▸ Task prompt
Which of the lines in the listing that follows hold "true"? Pull each one out.

--- Data for this task ---

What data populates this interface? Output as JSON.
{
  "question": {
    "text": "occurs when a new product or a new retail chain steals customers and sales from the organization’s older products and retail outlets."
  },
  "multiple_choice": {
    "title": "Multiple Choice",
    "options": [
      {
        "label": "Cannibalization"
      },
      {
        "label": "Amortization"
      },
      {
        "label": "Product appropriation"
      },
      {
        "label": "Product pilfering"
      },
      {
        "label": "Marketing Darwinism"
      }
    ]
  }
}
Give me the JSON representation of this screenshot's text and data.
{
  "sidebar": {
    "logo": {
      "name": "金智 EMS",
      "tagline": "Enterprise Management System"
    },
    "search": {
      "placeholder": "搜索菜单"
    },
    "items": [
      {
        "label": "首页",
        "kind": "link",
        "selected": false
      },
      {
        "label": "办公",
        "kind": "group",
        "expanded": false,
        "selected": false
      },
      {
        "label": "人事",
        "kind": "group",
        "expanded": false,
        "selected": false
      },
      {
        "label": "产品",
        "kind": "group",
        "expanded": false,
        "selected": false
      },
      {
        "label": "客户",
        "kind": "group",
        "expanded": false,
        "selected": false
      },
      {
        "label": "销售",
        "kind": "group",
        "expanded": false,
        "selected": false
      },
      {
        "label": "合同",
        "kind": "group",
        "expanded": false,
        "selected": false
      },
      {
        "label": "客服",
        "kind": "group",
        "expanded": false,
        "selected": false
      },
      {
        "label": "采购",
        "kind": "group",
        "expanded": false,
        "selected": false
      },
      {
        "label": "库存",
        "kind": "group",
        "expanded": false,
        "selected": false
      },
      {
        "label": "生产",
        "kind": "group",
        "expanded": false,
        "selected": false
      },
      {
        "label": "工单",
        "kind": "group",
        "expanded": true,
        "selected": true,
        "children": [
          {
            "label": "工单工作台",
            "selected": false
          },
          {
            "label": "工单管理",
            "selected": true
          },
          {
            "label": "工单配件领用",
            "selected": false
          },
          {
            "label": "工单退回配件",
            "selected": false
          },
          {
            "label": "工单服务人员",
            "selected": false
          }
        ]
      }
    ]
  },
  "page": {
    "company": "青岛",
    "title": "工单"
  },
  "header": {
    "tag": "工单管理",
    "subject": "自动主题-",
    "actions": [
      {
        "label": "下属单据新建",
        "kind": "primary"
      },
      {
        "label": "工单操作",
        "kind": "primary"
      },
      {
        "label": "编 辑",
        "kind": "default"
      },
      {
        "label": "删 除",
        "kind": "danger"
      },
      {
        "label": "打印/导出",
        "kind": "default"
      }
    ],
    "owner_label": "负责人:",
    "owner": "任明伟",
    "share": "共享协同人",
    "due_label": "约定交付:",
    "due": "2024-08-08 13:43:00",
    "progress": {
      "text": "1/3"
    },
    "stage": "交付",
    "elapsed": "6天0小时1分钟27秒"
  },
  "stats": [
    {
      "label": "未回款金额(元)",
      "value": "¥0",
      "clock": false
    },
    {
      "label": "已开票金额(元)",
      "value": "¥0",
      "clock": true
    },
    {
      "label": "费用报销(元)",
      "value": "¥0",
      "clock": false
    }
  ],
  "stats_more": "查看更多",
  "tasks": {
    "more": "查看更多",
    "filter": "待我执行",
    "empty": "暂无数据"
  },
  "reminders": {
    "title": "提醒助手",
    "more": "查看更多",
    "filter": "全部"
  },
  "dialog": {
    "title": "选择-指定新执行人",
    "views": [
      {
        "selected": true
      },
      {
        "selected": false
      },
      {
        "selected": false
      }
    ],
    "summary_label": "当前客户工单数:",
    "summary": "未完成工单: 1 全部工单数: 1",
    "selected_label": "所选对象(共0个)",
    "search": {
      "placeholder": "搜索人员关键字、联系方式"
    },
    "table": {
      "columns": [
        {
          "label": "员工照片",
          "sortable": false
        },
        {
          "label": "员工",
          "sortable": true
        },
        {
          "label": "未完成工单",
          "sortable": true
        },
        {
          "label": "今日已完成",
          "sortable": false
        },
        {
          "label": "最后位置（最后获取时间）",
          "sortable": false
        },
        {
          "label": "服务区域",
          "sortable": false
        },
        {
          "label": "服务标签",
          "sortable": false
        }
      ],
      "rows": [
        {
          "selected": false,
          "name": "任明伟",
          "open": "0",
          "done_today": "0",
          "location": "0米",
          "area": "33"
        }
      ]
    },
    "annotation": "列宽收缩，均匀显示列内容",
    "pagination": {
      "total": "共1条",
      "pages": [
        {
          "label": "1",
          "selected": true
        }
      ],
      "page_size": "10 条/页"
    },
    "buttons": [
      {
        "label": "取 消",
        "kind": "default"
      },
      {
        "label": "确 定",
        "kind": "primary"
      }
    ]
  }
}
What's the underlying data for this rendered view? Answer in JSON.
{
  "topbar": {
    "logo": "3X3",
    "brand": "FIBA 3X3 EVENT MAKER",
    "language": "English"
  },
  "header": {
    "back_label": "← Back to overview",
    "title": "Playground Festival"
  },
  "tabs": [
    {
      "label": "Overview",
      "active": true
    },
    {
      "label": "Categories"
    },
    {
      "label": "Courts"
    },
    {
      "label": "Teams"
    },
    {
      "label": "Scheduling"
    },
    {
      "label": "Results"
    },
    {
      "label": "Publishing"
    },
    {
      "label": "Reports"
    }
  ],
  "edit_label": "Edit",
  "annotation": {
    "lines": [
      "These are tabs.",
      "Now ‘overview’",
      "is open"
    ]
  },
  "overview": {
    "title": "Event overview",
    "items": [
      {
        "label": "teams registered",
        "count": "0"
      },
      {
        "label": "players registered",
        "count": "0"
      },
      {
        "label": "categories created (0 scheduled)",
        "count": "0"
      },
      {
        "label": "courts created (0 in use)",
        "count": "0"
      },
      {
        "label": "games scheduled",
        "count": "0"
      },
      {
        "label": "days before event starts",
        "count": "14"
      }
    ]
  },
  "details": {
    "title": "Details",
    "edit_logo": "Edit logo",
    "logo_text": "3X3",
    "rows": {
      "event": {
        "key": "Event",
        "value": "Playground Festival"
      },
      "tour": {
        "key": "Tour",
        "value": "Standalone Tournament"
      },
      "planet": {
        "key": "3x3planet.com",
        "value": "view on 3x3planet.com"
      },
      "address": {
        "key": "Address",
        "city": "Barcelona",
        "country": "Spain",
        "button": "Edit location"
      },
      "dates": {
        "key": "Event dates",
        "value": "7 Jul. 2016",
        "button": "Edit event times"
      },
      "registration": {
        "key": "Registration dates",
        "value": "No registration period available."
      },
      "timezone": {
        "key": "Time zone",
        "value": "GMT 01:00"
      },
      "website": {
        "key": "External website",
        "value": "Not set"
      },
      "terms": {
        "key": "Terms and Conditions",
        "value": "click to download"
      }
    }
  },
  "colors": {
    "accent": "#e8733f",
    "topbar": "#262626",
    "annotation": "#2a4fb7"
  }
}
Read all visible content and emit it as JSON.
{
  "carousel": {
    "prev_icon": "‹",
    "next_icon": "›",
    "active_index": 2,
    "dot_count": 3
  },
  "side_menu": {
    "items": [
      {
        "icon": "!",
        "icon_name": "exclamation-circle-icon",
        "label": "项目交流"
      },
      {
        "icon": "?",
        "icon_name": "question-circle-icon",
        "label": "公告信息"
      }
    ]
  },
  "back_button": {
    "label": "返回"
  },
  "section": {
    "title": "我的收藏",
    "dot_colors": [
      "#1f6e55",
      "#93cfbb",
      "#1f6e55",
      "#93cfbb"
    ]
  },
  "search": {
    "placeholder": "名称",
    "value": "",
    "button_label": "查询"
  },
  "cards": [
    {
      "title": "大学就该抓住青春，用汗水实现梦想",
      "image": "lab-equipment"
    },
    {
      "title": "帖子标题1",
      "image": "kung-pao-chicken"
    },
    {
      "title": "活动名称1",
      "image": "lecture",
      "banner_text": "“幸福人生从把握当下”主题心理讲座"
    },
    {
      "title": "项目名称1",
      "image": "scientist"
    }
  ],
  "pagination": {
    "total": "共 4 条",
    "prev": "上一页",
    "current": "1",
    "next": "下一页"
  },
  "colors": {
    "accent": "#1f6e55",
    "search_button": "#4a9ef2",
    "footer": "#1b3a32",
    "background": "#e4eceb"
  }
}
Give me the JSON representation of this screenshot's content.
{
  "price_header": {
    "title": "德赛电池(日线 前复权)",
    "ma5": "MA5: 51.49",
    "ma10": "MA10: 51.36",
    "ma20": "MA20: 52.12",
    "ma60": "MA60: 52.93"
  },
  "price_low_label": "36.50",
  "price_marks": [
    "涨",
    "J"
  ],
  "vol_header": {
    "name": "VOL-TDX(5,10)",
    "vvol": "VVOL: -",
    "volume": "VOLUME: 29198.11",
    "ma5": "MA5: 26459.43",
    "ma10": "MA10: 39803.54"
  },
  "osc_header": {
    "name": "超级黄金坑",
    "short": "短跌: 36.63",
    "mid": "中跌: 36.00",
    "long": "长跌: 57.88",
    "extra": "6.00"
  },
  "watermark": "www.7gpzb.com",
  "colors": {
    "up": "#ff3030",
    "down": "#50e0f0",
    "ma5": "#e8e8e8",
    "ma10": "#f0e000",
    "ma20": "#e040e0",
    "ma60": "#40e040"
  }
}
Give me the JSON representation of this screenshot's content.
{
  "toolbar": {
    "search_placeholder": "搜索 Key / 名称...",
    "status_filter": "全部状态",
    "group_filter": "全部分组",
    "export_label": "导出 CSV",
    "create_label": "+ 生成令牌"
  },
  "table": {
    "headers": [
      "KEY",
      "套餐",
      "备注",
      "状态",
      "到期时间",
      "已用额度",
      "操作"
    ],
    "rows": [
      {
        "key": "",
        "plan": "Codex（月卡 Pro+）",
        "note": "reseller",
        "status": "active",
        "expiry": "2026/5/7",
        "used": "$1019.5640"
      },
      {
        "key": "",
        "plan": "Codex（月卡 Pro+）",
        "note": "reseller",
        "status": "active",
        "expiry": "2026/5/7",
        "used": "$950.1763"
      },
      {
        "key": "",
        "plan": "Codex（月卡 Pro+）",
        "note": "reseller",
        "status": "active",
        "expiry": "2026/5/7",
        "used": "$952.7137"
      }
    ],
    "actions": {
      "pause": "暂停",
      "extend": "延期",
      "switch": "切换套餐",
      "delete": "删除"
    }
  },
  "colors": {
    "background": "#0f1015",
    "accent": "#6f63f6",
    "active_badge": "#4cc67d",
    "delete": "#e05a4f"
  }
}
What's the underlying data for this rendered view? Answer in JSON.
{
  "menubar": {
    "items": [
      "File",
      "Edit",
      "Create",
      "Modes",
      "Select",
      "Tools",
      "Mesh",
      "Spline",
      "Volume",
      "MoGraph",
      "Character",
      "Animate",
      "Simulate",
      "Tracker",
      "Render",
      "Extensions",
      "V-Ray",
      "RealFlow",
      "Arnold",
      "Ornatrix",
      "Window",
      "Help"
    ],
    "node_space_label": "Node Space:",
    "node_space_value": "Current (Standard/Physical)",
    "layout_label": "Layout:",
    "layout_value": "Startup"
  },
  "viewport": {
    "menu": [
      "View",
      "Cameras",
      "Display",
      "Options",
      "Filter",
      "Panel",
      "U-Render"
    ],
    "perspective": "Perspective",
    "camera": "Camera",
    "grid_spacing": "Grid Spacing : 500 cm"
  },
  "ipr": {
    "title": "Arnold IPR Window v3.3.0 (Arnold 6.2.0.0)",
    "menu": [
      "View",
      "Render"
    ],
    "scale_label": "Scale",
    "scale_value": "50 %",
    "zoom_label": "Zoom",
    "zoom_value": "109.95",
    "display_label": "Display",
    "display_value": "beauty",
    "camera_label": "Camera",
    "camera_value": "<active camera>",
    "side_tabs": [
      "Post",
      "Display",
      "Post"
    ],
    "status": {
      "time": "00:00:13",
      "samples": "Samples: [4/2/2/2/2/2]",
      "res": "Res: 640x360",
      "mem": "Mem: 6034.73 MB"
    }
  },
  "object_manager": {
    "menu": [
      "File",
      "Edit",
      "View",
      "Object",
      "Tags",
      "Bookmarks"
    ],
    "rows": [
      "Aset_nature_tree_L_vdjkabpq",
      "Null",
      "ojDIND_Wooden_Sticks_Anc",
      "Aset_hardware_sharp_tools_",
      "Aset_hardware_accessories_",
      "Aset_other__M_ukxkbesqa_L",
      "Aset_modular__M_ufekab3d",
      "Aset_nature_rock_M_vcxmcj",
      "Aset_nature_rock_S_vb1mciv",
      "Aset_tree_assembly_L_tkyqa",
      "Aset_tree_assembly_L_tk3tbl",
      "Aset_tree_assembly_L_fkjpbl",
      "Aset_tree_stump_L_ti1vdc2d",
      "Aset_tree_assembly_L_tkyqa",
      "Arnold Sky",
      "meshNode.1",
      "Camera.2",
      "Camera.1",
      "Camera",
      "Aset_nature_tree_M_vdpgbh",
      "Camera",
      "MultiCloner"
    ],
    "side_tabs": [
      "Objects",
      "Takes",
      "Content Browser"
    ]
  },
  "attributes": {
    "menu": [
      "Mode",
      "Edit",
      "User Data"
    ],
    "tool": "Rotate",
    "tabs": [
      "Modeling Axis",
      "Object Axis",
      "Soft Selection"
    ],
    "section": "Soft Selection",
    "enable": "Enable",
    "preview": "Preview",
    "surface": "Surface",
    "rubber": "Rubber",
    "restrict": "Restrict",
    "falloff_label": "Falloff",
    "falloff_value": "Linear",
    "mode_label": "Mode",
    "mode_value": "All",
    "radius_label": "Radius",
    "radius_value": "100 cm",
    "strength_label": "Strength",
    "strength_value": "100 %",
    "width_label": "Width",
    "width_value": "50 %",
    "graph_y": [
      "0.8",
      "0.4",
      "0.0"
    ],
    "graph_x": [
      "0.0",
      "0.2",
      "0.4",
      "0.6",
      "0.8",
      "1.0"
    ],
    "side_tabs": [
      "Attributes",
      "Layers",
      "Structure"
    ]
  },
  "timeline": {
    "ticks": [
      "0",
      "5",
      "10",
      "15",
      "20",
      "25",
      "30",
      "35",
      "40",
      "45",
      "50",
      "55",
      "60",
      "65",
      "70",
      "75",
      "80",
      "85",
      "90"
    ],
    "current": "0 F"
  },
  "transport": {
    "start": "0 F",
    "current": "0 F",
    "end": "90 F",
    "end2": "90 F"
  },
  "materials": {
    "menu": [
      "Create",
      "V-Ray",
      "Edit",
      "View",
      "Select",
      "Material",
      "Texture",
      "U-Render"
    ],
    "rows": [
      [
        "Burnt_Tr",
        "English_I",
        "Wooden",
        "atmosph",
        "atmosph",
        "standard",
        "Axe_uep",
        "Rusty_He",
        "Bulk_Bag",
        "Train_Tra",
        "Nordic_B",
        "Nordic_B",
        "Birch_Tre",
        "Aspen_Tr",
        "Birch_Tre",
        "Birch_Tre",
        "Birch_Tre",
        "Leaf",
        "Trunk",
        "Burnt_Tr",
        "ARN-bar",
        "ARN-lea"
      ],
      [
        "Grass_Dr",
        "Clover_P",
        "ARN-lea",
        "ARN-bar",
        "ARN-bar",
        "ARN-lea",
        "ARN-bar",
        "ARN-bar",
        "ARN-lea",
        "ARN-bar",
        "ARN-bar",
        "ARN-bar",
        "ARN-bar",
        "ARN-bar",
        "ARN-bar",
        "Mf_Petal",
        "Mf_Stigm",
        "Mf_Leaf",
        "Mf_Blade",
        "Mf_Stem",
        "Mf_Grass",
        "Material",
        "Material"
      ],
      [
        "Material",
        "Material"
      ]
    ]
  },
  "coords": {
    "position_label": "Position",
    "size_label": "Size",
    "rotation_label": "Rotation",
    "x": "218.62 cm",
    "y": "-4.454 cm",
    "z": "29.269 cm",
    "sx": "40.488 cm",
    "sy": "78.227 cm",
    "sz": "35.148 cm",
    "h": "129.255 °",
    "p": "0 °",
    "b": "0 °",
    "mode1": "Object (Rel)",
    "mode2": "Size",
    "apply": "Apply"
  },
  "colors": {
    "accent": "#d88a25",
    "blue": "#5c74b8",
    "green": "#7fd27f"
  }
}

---

▸ Task response
        "expanded": true,
        "selected": true,
            "selected": true
      "clock": true
        "selected": true
          "sortable": true
          "sortable": true
          "selected": true
      "active": true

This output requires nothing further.